Every stage is online and the beginning is now probably a search on Google and a gander at a film on YouTube. Smartphones have collapsed the division between digital and real worlds. People roam at will – looking at pictures and videos, sharing links on social media and finding information. The digital and physical worlds are now one. A buyer may be in a dealership with a smartphone in hand (using the free Wi-Fi of course) looking at a YouTube product demo film about and checking prices. And that smartphone in the buyer’s pocket is as powerful as that laptop he or she first owned 10 years ago (see Figure 2).
5) Behaviour change causes a rethink
With rapid change in consumer behaviour comes a radical rethink of what effective communications can be. If you visit thinkatgoogle.com you will find examples of innovative automotive campaigns mapped under all the key marketing objectives – build awareness, influence consideration, and drive sales, loyalty and retention. Those headings tell their own story.

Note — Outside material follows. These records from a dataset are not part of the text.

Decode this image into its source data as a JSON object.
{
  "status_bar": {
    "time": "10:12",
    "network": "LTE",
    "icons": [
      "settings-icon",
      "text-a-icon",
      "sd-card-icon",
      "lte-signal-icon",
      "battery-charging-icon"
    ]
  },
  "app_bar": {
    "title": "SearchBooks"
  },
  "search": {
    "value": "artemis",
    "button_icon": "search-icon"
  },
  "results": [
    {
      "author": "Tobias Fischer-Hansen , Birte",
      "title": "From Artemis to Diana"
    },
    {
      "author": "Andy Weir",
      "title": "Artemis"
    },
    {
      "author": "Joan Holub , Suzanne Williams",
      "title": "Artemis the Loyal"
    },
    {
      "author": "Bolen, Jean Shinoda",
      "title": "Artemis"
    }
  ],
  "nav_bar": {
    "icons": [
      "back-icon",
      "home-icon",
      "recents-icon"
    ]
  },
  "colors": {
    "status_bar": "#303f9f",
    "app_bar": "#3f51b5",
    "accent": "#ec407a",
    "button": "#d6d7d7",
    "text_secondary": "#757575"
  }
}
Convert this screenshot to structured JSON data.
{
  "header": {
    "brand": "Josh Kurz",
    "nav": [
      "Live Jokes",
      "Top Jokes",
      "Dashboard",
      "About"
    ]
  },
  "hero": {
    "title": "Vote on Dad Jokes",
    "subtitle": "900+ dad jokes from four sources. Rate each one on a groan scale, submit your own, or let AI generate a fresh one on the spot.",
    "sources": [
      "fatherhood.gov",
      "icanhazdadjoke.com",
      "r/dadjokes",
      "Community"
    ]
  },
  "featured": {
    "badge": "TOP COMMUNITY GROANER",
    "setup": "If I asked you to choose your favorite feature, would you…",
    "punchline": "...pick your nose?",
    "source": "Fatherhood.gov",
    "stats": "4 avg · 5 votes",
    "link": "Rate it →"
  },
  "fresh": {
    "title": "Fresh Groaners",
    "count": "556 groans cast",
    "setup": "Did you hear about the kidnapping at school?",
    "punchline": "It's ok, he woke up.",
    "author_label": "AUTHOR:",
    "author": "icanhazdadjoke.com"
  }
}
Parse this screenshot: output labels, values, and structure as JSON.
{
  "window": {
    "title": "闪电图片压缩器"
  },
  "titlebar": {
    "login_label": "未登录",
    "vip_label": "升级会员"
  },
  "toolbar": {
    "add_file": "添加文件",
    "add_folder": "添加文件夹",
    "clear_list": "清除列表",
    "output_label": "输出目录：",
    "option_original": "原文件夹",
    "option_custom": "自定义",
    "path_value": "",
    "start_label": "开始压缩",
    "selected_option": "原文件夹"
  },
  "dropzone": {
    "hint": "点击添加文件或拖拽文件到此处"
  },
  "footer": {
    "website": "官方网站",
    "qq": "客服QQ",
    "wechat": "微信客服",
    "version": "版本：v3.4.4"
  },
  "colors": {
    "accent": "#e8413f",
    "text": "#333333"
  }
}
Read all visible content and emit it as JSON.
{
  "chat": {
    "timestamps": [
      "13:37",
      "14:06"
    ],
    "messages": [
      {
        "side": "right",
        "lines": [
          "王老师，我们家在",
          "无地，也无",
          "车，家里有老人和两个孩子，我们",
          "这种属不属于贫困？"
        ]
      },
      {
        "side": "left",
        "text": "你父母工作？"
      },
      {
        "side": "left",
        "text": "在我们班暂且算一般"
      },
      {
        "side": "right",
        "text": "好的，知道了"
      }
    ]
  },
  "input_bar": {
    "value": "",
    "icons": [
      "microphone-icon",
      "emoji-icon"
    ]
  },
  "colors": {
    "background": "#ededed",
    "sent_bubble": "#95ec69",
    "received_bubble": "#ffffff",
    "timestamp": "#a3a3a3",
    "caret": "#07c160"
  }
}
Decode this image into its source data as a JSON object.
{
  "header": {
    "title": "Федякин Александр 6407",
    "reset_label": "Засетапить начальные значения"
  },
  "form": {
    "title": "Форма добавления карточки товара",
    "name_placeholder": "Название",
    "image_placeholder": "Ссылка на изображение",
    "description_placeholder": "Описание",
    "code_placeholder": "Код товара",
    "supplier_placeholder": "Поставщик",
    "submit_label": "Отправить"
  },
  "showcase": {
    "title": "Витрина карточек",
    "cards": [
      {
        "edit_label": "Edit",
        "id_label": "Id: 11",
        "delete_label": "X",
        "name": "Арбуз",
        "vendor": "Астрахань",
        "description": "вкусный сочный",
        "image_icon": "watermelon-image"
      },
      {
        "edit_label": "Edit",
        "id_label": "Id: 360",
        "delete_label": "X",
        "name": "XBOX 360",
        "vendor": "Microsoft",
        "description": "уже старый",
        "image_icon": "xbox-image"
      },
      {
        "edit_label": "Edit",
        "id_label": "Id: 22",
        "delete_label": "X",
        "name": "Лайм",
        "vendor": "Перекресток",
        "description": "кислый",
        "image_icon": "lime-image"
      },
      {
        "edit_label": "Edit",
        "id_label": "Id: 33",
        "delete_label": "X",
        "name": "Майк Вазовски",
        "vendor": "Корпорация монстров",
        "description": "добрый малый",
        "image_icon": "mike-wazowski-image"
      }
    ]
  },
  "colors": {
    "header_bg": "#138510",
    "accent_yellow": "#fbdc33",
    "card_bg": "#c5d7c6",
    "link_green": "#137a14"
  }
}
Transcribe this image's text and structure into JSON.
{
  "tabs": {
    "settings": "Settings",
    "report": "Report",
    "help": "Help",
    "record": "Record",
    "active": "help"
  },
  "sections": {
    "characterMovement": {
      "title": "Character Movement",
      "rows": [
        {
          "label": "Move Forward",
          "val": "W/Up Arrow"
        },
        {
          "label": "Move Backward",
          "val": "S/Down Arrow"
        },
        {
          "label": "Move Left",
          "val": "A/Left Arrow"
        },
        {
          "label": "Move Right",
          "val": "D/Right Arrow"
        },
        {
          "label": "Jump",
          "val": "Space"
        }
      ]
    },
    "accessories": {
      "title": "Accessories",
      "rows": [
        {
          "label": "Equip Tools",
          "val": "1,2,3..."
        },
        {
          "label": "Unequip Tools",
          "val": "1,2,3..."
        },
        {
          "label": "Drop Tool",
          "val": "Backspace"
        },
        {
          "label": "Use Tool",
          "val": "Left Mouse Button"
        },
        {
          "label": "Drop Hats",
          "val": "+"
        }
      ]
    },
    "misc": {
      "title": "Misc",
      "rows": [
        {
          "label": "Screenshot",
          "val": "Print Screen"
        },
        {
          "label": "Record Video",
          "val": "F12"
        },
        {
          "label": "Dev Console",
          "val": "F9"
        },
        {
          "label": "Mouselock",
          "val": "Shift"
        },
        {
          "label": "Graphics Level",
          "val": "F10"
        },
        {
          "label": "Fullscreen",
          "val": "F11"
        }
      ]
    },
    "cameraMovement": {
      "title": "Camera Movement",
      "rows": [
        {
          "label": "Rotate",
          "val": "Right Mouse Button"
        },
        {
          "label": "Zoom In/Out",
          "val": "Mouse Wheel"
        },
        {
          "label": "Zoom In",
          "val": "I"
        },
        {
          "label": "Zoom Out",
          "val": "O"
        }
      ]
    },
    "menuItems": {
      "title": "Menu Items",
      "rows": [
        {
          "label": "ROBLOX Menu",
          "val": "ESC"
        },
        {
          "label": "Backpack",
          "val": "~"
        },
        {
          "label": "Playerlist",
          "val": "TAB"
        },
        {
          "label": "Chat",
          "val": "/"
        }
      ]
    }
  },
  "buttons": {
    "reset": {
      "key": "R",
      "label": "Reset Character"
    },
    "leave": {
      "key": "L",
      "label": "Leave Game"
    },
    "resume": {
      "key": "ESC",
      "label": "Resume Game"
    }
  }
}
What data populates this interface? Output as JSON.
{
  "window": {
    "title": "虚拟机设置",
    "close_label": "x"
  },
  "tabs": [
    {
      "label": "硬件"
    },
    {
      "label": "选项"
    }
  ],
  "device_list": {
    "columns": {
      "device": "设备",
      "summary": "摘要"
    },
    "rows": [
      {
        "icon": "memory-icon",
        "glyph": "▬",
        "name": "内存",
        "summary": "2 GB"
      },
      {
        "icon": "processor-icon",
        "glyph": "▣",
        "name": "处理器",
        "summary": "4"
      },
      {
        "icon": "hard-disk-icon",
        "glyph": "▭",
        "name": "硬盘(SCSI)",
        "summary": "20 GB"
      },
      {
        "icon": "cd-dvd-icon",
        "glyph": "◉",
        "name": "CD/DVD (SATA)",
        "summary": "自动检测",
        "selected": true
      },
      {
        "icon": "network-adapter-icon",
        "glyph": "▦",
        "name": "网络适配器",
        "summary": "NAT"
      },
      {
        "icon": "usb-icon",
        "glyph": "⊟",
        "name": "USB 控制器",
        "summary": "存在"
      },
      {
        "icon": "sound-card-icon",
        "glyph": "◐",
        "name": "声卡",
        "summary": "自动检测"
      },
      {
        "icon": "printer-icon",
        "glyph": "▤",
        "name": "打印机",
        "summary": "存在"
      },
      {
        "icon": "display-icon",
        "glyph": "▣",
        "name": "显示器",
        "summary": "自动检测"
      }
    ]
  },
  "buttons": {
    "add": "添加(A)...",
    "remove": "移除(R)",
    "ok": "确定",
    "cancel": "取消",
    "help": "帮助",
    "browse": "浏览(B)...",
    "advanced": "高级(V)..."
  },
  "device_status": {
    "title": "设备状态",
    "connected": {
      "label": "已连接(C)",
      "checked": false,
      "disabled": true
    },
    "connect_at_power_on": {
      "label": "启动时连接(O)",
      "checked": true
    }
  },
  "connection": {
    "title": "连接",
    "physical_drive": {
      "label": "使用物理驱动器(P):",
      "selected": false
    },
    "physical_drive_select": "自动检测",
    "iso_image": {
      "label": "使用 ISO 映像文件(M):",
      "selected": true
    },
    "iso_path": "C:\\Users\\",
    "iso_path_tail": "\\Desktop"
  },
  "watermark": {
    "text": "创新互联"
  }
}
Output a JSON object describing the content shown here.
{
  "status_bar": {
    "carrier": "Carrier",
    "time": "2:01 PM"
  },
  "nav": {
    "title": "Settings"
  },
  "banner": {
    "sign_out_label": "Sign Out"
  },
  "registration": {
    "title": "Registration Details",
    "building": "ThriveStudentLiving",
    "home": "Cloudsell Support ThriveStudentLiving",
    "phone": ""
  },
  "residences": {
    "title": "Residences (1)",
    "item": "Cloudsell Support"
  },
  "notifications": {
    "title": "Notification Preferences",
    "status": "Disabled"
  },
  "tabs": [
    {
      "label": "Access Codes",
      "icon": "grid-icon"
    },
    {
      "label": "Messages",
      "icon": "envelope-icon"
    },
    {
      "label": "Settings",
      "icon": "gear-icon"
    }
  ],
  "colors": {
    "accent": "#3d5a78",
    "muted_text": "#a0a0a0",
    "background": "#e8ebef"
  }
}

The idea of the internet as mainly an information medium seems antediluvian now (or certainly ante web 2.0) because digital marketing years are like dog years – you feel you are experiencing seven years in just one calendar year. A new mentality is required and with this change of outlook will come a continuing flow of innovation. I will call these mindshifts.
Mindshift 1 – Be discoverable: A brand that is easy to find online is a dynamic brand. This is probably a better metric to look at these days than the brand tracking study. If you are on page two of the search, or rarely talked about, your customer will sense that you have not quite stayed in touch with the new dispensation. So how do you get to be more discoverable?
Mindshift 2 – By being relevant and contextual: Potential buyers are in different modes – browsing, sharing, researching individual cars, looking at prices and offers, buying and even managing their car service online. It means that your brand has to be present on the key online platforms with content that is relevant to that platform. (The new jargon for this is ‘liquid content’– which sounds like what happens after eating a prawn past its best.) Figure 1 gives you a starting point for thinking what this content might be.
Mindshift 3 – Think like a publisher not an advertiser: Advertisers buy media spaces and fill them with messages. Publishers entertain, inform and involve. In fact those three words provide a useful checklist for the kind of content a brand needs now. This should live in ‘a hub’ where people can enjoy the entertainment or get deep into the product information or both. My final example and a pointer to the future does just that. This is Volvo trucks ‘content hub’ on YouTube where audience has been built (74 million views no less) by a great piece of ‘how did they do that!’ entertainment featuring Jean Claude Van Damme. For the truck geek there are informational videos on every aspect of the product and there is also a spoof film from a member of the general public (this film has over 14 million views), which brings me to my next mindshift.
Mindshift 4 – Be responsive to the conversation around you: A brand should no longer endlessly repeat the same message. A brand should, of course, have a consistent set of values and ‘a voice’ – but now many conversations and people, rather than the brand, may initiate those conversations. How can you find out about the conversation around your brand? A good place to start is Google Trends – a web resource where you can analyse the hot and emerging search topics around your category and your brand. Next year I suggest you start your planning here – rather than ask what have we got to tell people. If you start with what interests people, you may come up with ideas that are much more popular and shareable and that in turn will make you more discoverable.
Mindshift 5 – Always on, always listening: People used to access the internet in a room through a big screen that was turned on and off. Now people are always on – searching, commenting and sharing – and that means brands should always be listening (Figure 2). Listening leads to better communication. And that observation, at least, is as old as the hills.
Julian Saunders is Managing Partner, The Joined Up Company. email@example.com